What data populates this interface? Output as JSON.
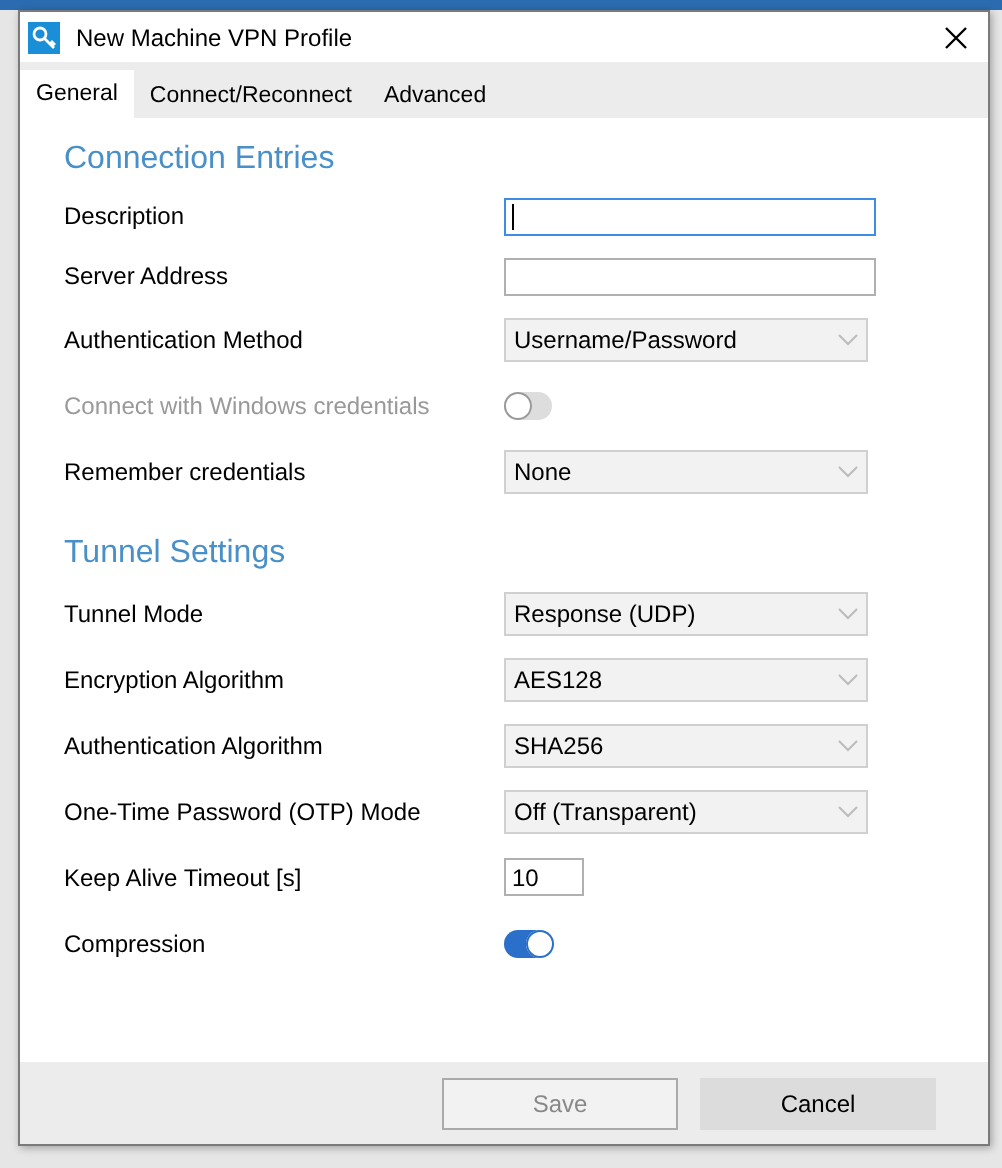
{
  "window": {
    "title": "New Machine VPN Profile"
  },
  "tabs": [
    {
      "label": "General",
      "selected": true
    },
    {
      "label": "Connect/Reconnect",
      "selected": false
    },
    {
      "label": "Advanced",
      "selected": false
    }
  ],
  "sections": [
    {
      "title": "Connection Entries",
      "rows": [
        {
          "kind": "text",
          "label": "Description",
          "focused": true,
          "disabled": false
        },
        {
          "kind": "text",
          "label": "Server Address",
          "focused": false,
          "disabled": false
        },
        {
          "kind": "select",
          "label": "Authentication Method",
          "value": "Username/Password",
          "disabled": false
        },
        {
          "kind": "toggle",
          "label": "Connect with Windows credentials",
          "on": false,
          "disabled": true
        },
        {
          "kind": "select",
          "label": "Remember credentials",
          "value": "None",
          "disabled": false
        }
      ]
    },
    {
      "title": "Tunnel Settings",
      "rows": [
        {
          "kind": "select",
          "label": "Tunnel Mode",
          "value": "Response (UDP)",
          "disabled": false
        },
        {
          "kind": "select",
          "label": "Encryption Algorithm",
          "value": "AES128",
          "disabled": false
        },
        {
          "kind": "select",
          "label": "Authentication Algorithm",
          "value": "SHA256",
          "disabled": false
        },
        {
          "kind": "select",
          "label": "One-Time Password (OTP) Mode",
          "value": "Off (Transparent)",
          "disabled": false
        },
        {
          "kind": "short",
          "label": "Keep Alive Timeout [s]",
          "value": "10",
          "focused": false,
          "disabled": false
        },
        {
          "kind": "toggle",
          "label": "Compression",
          "on": true,
          "disabled": false
        }
      ]
    }
  ],
  "buttons": [
    {
      "label": "Save",
      "disabled": true
    },
    {
      "label": "Cancel",
      "disabled": false
    }
  ]
}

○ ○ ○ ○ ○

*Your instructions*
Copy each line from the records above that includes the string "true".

*Reply to the exercise*
      "selected": true
          "focused": true,
          "disabled": true
          "on": true,
      "disabled": true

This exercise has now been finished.